Word for word, restate each of the entries below, and drop every picture.

* * * * *

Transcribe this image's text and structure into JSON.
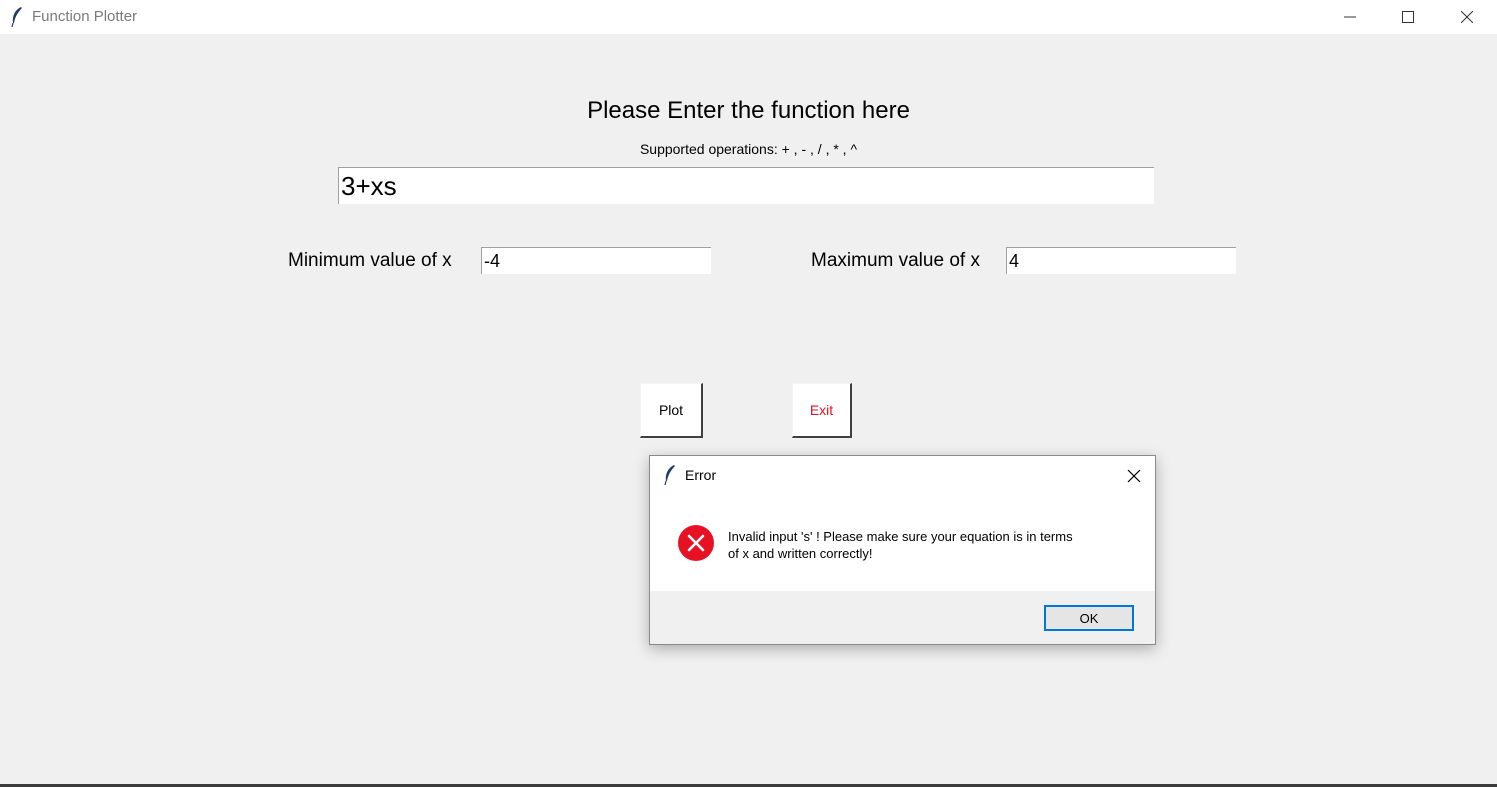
{
  "window": {
    "title": "Function Plotter",
    "icons": [
      "feather-icon",
      "minimize-icon",
      "maximize-icon",
      "close-icon"
    ]
  },
  "form": {
    "heading": "Please Enter the function here",
    "supported_ops": "Supported operations: + , - , / , * , ^",
    "function_value": "3+xs",
    "min_label": "Minimum value of x",
    "min_value": "-4",
    "max_label": "Maximum value of x",
    "max_value": "4",
    "plot_label": "Plot",
    "exit_label": "Exit",
    "exit_color": "#e81123"
  },
  "error_dialog": {
    "title": "Error",
    "message": "Invalid input 's'  ! Please make sure your equation is in terms\nof x and written correctly!",
    "ok_label": "OK",
    "icon": "error-circle-icon",
    "icon_color": "#e81123",
    "focus_color": "#0078d7"
  }
}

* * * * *

**WRITTEN RESPONSE**
Transcribe this image's text and structure into JSON.
{
  "window": {
    "title": "Function Plotter",
    "icons": [
      "feather-icon",
      "minimize-icon",
      "maximize-icon",
      "close-icon"
    ]
  },
  "form": {
    "heading": "Please Enter the function here",
    "supported_ops": "Supported operations: + , - , / , * , ^",
    "function_value": "3+xs",
    "min_label": "Minimum value of x",
    "min_value": "-4",
    "max_label": "Maximum value of x",
    "max_value": "4",
    "plot_label": "Plot",
    "exit_label": "Exit",
    "exit_color": "#e81123"
  },
  "error_dialog": {
    "title": "Error",
    "message": "Invalid input 's'  ! Please make sure your equation is in terms\nof x and written correctly!",
    "ok_label": "OK",
    "icon": "error-circle-icon",
    "icon_color": "#e81123",
    "focus_color": "#0078d7"
  }
}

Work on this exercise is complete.